> _Description of the task_
Word for word, restate the records that follow.

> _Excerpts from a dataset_
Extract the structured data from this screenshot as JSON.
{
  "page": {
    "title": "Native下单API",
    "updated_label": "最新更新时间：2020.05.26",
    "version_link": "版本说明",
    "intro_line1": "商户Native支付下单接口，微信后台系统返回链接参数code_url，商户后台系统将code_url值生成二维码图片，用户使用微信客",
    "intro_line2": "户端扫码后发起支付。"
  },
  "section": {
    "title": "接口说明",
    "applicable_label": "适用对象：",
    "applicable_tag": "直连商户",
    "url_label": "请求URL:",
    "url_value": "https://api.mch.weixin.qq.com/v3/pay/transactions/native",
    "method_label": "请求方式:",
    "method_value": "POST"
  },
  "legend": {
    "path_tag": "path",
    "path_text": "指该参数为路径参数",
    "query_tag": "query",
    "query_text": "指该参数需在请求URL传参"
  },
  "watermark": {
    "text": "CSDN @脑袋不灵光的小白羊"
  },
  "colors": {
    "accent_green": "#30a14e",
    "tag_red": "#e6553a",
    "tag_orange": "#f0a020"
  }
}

> _Solution for this task_
Extract the structured data from this screenshot as JSON.
{
  "page": {
    "title": "Native下单API",
    "updated_label": "最新更新时间：2020.05.26",
    "version_link": "版本说明",
    "intro_line1": "商户Native支付下单接口，微信后台系统返回链接参数code_url，商户后台系统将code_url值生成二维码图片，用户使用微信客",
    "intro_line2": "户端扫码后发起支付。"
  },
  "section": {
    "title": "接口说明",
    "applicable_label": "适用对象：",
    "applicable_tag": "直连商户",
    "url_label": "请求URL:",
    "url_value": "https://api.mch.weixin.qq.com/v3/pay/transactions/native",
    "method_label": "请求方式:",
    "method_value": "POST"
  },
  "legend": {
    "path_tag": "path",
    "path_text": "指该参数为路径参数",
    "query_tag": "query",
    "query_text": "指该参数需在请求URL传参"
  },
  "watermark": {
    "text": "CSDN @脑袋不灵光的小白羊"
  },
  "colors": {
    "accent_green": "#30a14e",
    "tag_red": "#e6553a",
    "tag_orange": "#f0a020"
  }
}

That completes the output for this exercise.